Maybe you asked yourself already, why I suddenly start making posts about water filters. Let me tell you.

Possibly everyone of us tea lovers has had this problem: Purchased a tea that tasted amazing at a friend's, in the shop or at the plantation, but at home it just doesn't work. Tried a lot of brewing techniques, different temperature and steeping times - it just doesn't work. It smells great though. And most of us came up with the answer: it's the water. Most of us live  in big cities, some, like me, in the Northern German plains, where the tab water is perfectly clean, but has been sitting deep underground for the last more than 10.000 years. That means, it's far from a perfectly fresh mountain spring water, it's hard and tastes stale.

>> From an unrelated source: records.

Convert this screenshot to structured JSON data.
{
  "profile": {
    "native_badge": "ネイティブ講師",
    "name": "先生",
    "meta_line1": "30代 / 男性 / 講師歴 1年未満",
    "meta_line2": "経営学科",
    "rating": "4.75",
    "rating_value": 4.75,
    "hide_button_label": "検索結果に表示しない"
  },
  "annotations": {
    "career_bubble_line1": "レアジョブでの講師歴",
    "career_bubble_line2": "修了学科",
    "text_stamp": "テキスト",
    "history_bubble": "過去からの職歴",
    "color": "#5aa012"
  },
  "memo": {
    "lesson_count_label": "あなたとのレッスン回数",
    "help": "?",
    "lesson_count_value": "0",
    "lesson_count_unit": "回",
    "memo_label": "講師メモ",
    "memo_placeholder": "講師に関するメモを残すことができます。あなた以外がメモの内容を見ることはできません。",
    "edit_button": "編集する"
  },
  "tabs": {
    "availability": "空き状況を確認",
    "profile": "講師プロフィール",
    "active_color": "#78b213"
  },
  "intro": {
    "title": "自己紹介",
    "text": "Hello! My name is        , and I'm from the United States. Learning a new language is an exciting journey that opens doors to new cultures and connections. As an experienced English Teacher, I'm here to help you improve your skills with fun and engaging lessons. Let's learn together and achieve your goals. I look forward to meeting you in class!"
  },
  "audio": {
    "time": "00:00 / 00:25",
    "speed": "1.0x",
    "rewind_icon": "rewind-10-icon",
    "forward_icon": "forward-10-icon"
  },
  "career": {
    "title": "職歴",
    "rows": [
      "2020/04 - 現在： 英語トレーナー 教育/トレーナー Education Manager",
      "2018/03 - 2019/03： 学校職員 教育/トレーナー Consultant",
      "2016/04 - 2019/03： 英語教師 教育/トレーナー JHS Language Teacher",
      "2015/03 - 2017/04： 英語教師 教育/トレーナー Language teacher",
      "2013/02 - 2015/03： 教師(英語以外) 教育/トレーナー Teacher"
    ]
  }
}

Just as me, I guess most of us have therefore tried some different bottled waters. There is some actually quite decent ones, especially from middle- and southern European mountain wells, where the water is filtered through and enrichened with minerals from volcanic soil. But even here, every soil is different, every tea reacts differently on such on the mineral side rather heavy waters. Most people find their water of choice at some point, but especially those into very light, fine and floral tastes will not be happy with a widely available water. So what to do if that one shop nearby that sold that one particularly good water doesn't stock it any more? Also: is it really worth all the carrying? And all the money? Good water can, calculated per liter, be easily more expensive than the tea leaves, if a good tea is brewed several times.

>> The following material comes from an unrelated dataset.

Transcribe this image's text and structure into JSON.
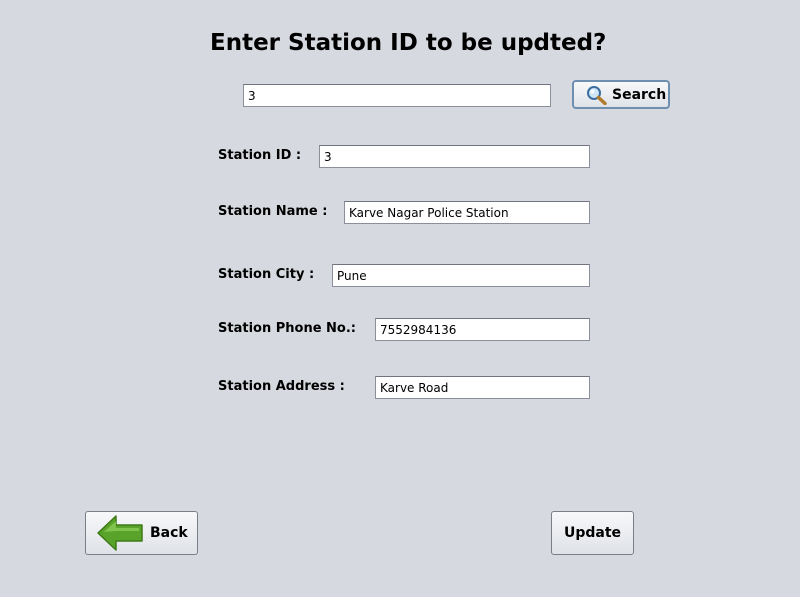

So while some people find rather impractical, like (what many Chinese do) bringing big barrels of water with them every time they drive to a mountain with a good well, or expensive, like a reverse osmosis filtration system, which still only works well, if the right amount of the right minerals is added to the water after filtration, many people drink only their finest teas with good bottled water and for the rest use a simple tabletop water filtration jar. But what do these jars actually filter? It's mostly active coal filters, so they only make the water softer. Plus, they need a new soft-plastic filter cartridge once every month, which does not work well yet the first few days and not too well any more the last few days. I have one of these too, gave up on it at some point. Too much struggle for too little impact - and it's not too cheap neither if you calculate the monthly cartridge change.

Last year, on the hunt for the best way of getting good, clean and soft tea water for my newly founded shop in water, a city with even harder water than the area near Hamburg, where I still live, I got introduced to a group of people in Hamburg, who had a pretty awesome new product coming up: a water filter, coming as a version for countertop use attached to the tab or built in under the sink, that is made of a hard block of rolled up finest coconut fiber mesh, with washed-in active coal. While the coal does what we already know from these jar-filters as well as some other countertop models, the coconut fiber core does actually clean 95% of all finest particles from the water, including pesticides, heavy metals, medical residues and so on. So you could say what comes out is as clear and undrinkable as destilled water or what comes out of a reverse osmosis filter without artificial addition of minerals. But here comes the catch: the coconut fiber carries such large amount of minerals itself, that it actually remineralizes the water automatically. Without electricity or any fancy mechanical components, just fueled by water pipe pressure.

I tried my first pre-series model of the filter for more than 7 months now, carried it around with me pretty much on every journey I went on, tried it on a lot of different waters, destroyed the first cartridge with hot water (lesson learnt: hot water washes out the active coal, makes sense), and what I realized was, that wherever I went, I had amazing tea water, straight from the tab, no matter the water quality of the place.

But the best thing about it is the price: with 138 € plus shipping including one filter cartridge and the next cartridge after half a year or 10.000 liters being at only 38 €, calculated on long-term use it is actually the cheapest scientifically proven working water filtration system on the German market. And this goes to people who do not use customers' money for advertisement or paying back investors. It's a self- and crowdfunded project and an Italy-based company produces the filters, so it is fully made in the EU. Nice, right?

So because I realized that almost all my tea customers have the exact same water-related problem and almost everybody was interested in this system, I decided to not just use it myself, but also partner up with The Local Water and sell their systems in my shop. 

Check them out on www.thelocalwater.com/riversandclouds and hit me up if you have any questions - or drop by in Lübeck and taste the difference!

By the way, I added their "Victoria"-vitaliser to the tab of mine, which breaks open the last remaining molecules of chalk (only long molecule chains are able to bind taste molecules, settle in your teaware or create a film on your tea) and adds air to the water, making it lighter and much smoother in taste. Hope it's back in stock soon, as it's another great addition.

Moritz HolstComment